Integrators Faced With Complex Fulfillment Projects: Here's How Packaging Partners Can Help
Smart suppliers can help integrators with fulfillment challenges, offering reliability, affordability, and efficiency gains great enough to create a strong return on investment.
Between increased order volume, worker shortages, and a growing need for technology, the modern distribution center faces a different crisis almost every day.
- This makes integrators critical to fulfillment success — but it also makes their jobs more difficult than ever before.
- An entire segment of logistics operations is ready to accept automation, provided that the automation accomplishes what customers want: reliability, reasonable costs, and speed or efficiency gains great enough to create strong return on investment.
- The Pregis Sharp® system is positioned to fit into the biggest existing opportunity for integrators: end-of-line packaging.
Distribution operations are getting more complex. Between increased order volume, worker shortages, and a growing need for technology, the modern distribution center faces a different crisis almost every day. This makes integrators critical to fulfillment success — but it also makes their jobs more difficult than ever before.
The Slow Rise of Warehouse Automation
When you think of robots, you probably don’t think of warehouse and distribution centers (DCs). However, these vital facilities are the drivers of frequent advancements in robotics, often leading the industry in packaging and distribution technologies.
But, for all of the advances in robotics and artificial intelligence, a standard DC still has more in common with a traditional warehouse than with a scene from the future. Most processes are carried out by hand by human employees. Where automation is adopted, it tends to be of the co-bot variety — small, task-oriented robots that work under the control of and in tandem with people. This is especially true in end-of-line packaging.

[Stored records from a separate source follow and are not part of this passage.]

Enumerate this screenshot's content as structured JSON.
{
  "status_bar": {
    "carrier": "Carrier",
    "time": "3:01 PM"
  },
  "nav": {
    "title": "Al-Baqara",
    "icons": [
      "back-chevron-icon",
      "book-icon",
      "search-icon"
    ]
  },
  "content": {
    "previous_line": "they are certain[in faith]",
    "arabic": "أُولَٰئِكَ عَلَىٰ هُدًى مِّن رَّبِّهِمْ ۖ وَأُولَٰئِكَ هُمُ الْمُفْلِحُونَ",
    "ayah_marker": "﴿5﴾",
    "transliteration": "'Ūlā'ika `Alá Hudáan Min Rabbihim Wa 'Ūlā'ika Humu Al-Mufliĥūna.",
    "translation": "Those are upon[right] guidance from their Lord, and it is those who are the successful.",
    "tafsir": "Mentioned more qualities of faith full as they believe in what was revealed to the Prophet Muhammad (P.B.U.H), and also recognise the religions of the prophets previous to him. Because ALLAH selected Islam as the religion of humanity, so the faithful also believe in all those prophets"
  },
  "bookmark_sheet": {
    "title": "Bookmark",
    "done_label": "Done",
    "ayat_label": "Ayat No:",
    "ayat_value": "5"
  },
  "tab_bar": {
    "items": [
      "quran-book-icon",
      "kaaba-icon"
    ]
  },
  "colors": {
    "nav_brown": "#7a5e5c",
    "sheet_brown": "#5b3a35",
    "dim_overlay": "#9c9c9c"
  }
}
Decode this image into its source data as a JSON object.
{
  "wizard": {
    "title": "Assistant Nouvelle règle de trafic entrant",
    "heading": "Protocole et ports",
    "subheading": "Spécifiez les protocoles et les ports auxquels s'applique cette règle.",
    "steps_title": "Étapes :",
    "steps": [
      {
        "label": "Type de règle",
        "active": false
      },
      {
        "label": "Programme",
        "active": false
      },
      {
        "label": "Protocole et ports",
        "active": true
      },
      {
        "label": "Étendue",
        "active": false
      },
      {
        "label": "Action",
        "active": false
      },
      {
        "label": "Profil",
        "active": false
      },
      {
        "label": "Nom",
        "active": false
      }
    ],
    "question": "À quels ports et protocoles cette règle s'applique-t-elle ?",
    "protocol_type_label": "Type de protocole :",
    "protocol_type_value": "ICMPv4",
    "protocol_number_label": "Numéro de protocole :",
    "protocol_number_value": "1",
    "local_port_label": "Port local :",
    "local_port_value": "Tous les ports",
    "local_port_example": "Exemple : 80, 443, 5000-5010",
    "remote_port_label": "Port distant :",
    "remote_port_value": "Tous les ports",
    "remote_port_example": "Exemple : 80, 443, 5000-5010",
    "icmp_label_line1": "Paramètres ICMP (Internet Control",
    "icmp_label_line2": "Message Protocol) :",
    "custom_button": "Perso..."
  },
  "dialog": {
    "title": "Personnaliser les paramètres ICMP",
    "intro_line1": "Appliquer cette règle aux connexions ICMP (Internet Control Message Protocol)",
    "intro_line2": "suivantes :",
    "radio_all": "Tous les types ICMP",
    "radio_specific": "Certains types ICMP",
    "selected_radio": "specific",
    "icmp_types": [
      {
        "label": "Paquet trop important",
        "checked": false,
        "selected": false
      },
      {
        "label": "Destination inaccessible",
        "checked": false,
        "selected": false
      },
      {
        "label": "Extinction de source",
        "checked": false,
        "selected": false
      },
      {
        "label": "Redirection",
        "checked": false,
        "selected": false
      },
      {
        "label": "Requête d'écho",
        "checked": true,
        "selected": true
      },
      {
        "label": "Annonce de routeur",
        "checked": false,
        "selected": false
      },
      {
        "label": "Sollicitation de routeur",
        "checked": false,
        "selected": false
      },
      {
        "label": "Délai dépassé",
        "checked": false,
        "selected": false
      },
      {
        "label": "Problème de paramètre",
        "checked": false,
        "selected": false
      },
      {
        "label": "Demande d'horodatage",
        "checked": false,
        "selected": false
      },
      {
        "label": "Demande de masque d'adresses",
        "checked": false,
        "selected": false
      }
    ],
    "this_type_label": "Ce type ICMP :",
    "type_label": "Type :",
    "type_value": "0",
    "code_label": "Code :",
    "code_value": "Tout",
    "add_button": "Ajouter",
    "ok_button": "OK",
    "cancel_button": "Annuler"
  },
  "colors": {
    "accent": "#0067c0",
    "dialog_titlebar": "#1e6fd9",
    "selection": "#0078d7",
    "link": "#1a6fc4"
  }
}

End-of-line presents some unique challenges: Items typically have unique profiles, requiring vastly different packaging materials based on the type of product, the shipping method, and even the geographic destination. Therefore, many fulfillment centers choose to automate upstream and downstream while leaving end-of-line for manual operation.
This creates tremendous opportunities for integrators. An entire segment of logistics operations is wide open and ready to accept automation, provided that the automation accomplishes what customers want: reliability above all else, reasonable costs, the ability to reallocate precious labor, and speed or efficiency gains great enough to create a strong return on investment.
Staying Sharp With Pregis
When it comes to end-of-line packaging, few names carry the weight of Pregis Sharp, one of Pregis’ most groundbreaking packaging solutions. Understanding how a strategic packaging partner helps integrators succeed in complex projects makes it clear why.
These packaging systems, including the Max and SX bagging machines, can quickly and neatly package nearly any product into Sharp poly bags. They are compatible with both single-machine operations and large manufacturing facilities, reducing costs and improving productivity through easily-operated inline packaging.
Pregis’ Applications Engineering team continues to help integrators plan, implement, and support the integration of Sharp machines into working distribution centers. The machines themselves are designed to compliment DCs and are built to last and provide immediate and long-term benefits — such as increasing throughput by up to 10x for some Sharp bagging systems.
The Sharp system is positioned to fit into the biggest existing opportunity for integrators: end-of-line packaging. Sharp bagging machines can be integrated with ease into existing end-of-line operations including conveyors, infeeds, or robotics and can play a key role in a fully-automated packaging facility.
Where Strategic Packaging Partners Come In
Incorporating automation into the end-of-line packaging process might be a tremendous opportunity, but only if it overcomes customer challenges. For many companies, these challenges also include ensuring any new automation fits easily into existing processes. This is where strategic packaging partners are critical.
A strategic packaging partner is an equipment supplier who:
- Works closely with integrators and customers. A strategic packaging partner works closely to make sure the solution they build works to solve the end-user’s problem — and then continues to work closely to provide support and troubleshooting.
- Has strong engineering. A strategic packaging partner lets the engineers designing the equipment lead, not the sales and marketing teams. Breakdowns in end-of-line packaging can back up an entire warehouse, so solutions need to be carefully designed and built with reliability and function in mind.
- Understands the process. Most DCs use multiple manufacturers for their automation needs, since most manufacturers specialize in one specific piece of the packaging process. A strategic packaging partner understands this, knowing where they fit in and how they can best work with the machinery upstream and downstream of their specialization.
- Designs for optimization, not disruption. No one wants disruption in a warehouse. Since reliability is so critical to the packaging process, strategic packaging partners add value and features without scrambling everything all at once. Instead of designing for a “dream DC,” strategic packaging partners know how automation is currently used and design around that.
Our experience working with DCs across industries and regions makes our team an invaluable resource for solutions to end-user problems. Not to mention, our history and reputation are strong selling points for winning end-user trust.